Homebuilders and homebuyers see the benefits of sustainability.
By Camille Manaloto
As 2021 comes to an end, we reflect on the progress the green homebuilding industry has made. Sustainability has become more than just a trend and many large homebuilders are committing to meet different green building standards. Since 2020 the market for green homes has continued to grow and is now becoming standard in many states.
Sustainability in homebuilding is no longer only about the foundation of the house. We’ve seen changes in every part of the homebuilding process, such as changes in the paint, insulation, countertop materials, molding, heating and roofing.
In her column, Chloe Chapman, Program Manager of Build It Green, discusses the evolution of green homebuilding and sustainability. She stresses the importance of not only our own health, but the health of the environment. Homebuilders need to collaborate with the communities around them to take a more holistic approach to improve the quality of life for the people living there.
“Additionally, there has been a paradigm shift in how we build homes, due to both backed-up supply chains for traditional materials and the sheer number of homes that need to be built,” Chapman said. “This has sparked an emergence of 3D-printed and factory-built home companies that prioritize reducing product waste, less disruption at the job site and expediting the time it takes to design and build a home.”
This unconventional way of building houses is quickly gaining the attention of large homebuilders. In an October article by Axios, 3D printed homes can tackle multiple challenges the homebuilding industry is facing right now, such as the affordable housing crisis, the shortage of skilled labor and rising material costs. Some of these developers are even adapting to technology to reduce the amount of carbon that is released in the process.

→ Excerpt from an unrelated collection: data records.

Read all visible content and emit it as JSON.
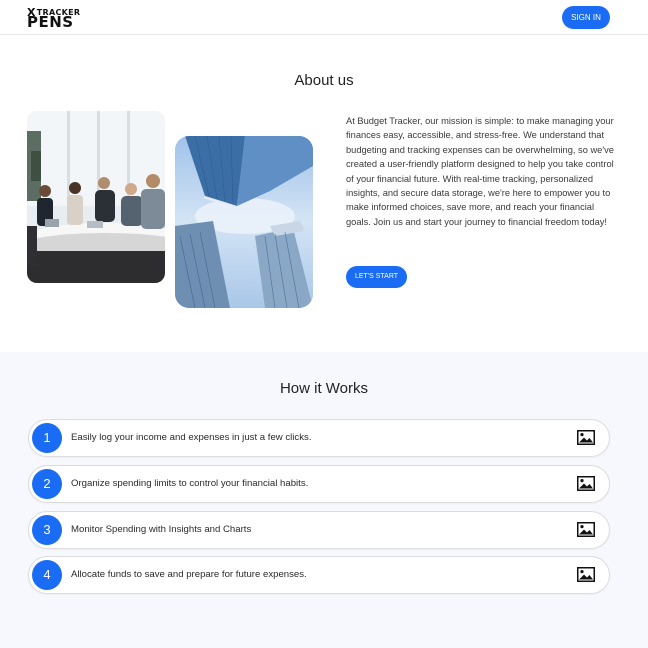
{
  "header": {
    "logo_top": "TRACKER",
    "logo_x": "X",
    "logo_bottom": "PENS",
    "signin_label": "SIGN IN"
  },
  "about": {
    "title": "About us",
    "paragraph": "At Budget Tracker, our mission is simple: to make managing your finances easy, accessible, and stress-free. We understand that budgeting and tracking expenses can be overwhelming, so we've created a user-friendly platform designed to help you take control of your financial future. With real-time tracking, personalized insights, and secure data storage, we're here to empower you to make informed choices, save more, and reach your financial goals. Join us and start your journey to financial freedom today!",
    "cta_label": "LET'S START"
  },
  "how": {
    "title": "How it Works",
    "steps": [
      {
        "num": "1",
        "text": "Easily log your income and expenses in just a few clicks.",
        "icon": "image-icon"
      },
      {
        "num": "2",
        "text": "Organize spending limits to control your financial habits.",
        "icon": "image-icon"
      },
      {
        "num": "3",
        "text": "Monitor Spending with Insights and Charts",
        "icon": "image-icon"
      },
      {
        "num": "4",
        "text": "Allocate funds to save and prepare for future expenses.",
        "icon": "image-icon"
      }
    ]
  },
  "colors": {
    "accent": "#1a6cf4",
    "section_bg": "#f6f8fd"
  }
}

Over the past year, homeowners have made their health and wellness a priority as they’ve seen the benefits of a healthy home. Since the pandemic, the role that the home has taken has dramatically changed. It is now the office, the school, the gym, the spa and much more. The home has become central to our lives like never before.
Design professionals have noticed specific trends to fit this new lifestyle. Angela Harris, CEO and Principal of TRIO, says that because sustainability has become one of the biggest trends, homebuyers have become very involved in the process and making informed decisions when picking a home that fits their needs.
According to The America at Home Study 2020, the pandemic has shifted consumer’s home priorities to having an environment that evokes safety, comfortability, and security. One big finding was that it has become more important to consumers to make their home a sanctuary and they are more comfortable spending money to have the spaces they need, such as flex rooms, private offices, and outdoor living spaces.
“As we move into 2022, we expect to see more interior designers, architects, builders and home & design companies in general take more tangible steps towards being more sustainable, conscious and health-driven,” Harris writes.
Multifamily housing is also experiencing a large amount of change. Marissa Kasdan, Director of Design for KTGY’s R+D Studio, shares trends in multifamily housing she feels will be long lasting. Three trends she’s noticed are adaptive reuse, innovation in construction and sustainable design.
“While the strategies of mass timber construction, adaptive reuse, and sustainable design have become integral to so many conversations during this past year, these concepts began long before 2021, and they will continue long after,” Kasdan explains.
As the year winds down and 2022 quickly approaches, the future of green homebuilding is bright and has never been more in demand as it is now. In the age of COVID, sustainability amongst both homebuilders and consumers has become increasingly important and will continue to soar.
Camille Manaloto is the Assistant Editor of Green Home Builder Magazine. She can be reached at firstname.lastname@example.org.